§ **WHAT TO PRODUCE**: Examine the records below and count how many lines contain the string "Surat". Give only the number.

Page and application data records
○ ○ ○

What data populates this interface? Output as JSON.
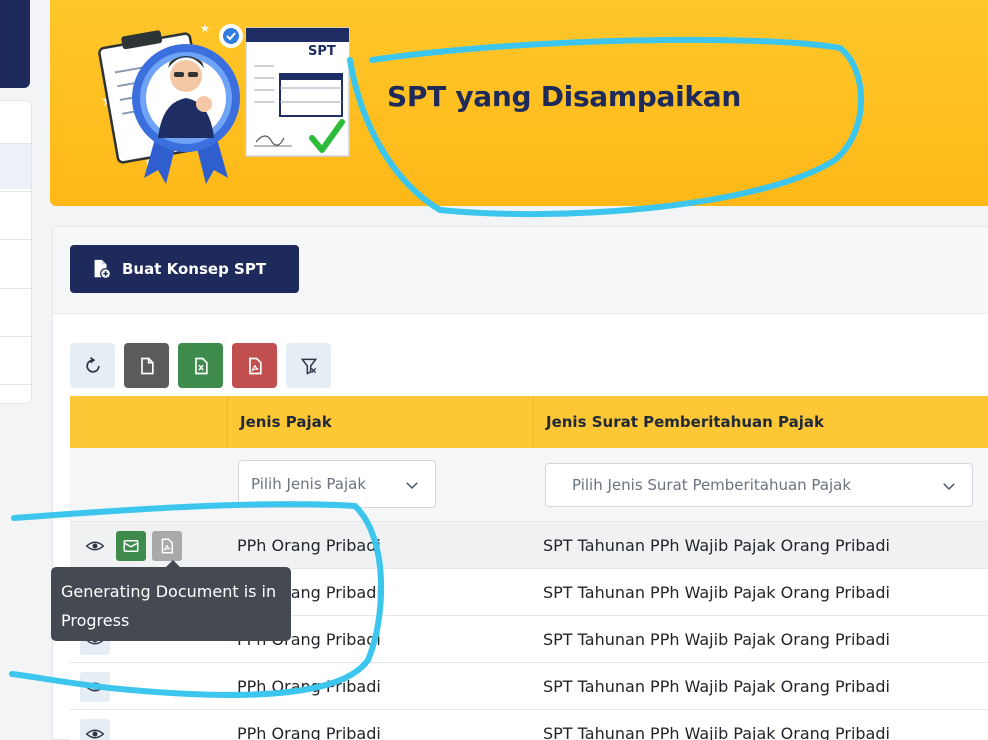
{
  "banner": {
    "title": "SPT yang Disampaikan",
    "illustration_label": "SPT"
  },
  "card": {
    "create_button_label": "Buat Konsep SPT"
  },
  "toolbar": {
    "icons": [
      "refresh-icon",
      "document-icon",
      "excel-icon",
      "pdf-icon",
      "filter-clear-icon"
    ]
  },
  "table": {
    "headers": [
      "",
      "Jenis Pajak",
      "Jenis Surat Pemberitahuan Pajak"
    ],
    "filters": {
      "jenis_pajak_placeholder": "Pilih Jenis Pajak",
      "jenis_spt_placeholder": "Pilih Jenis Surat Pemberitahuan Pajak"
    },
    "rows": [
      {
        "jenis_pajak": "PPh Orang Pribadi",
        "jenis_spt": "SPT Tahunan PPh Wajib Pajak Orang Pribadi"
      },
      {
        "jenis_pajak": "PPh Orang Pribadi",
        "jenis_spt": "SPT Tahunan PPh Wajib Pajak Orang Pribadi"
      },
      {
        "jenis_pajak": "PPh Orang Pribadi",
        "jenis_spt": "SPT Tahunan PPh Wajib Pajak Orang Pribadi"
      },
      {
        "jenis_pajak": "PPh Orang Pribadi",
        "jenis_spt": "SPT Tahunan PPh Wajib Pajak Orang Pribadi"
      },
      {
        "jenis_pajak": "PPh Orang Pribadi",
        "jenis_spt": "SPT Tahunan PPh Wajib Pajak Orang Pribadi"
      }
    ]
  },
  "tooltip": {
    "text": "Generating Document is in Progress"
  },
  "colors": {
    "navy": "#1f2a5c",
    "banner_yellow": "#ffbd1f",
    "header_yellow": "#fdc735",
    "green": "#3e8b4c",
    "red": "#c24f4f",
    "annotation_blue": "#3cc6ee"
  }
}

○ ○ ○

§ **RESULT**: 2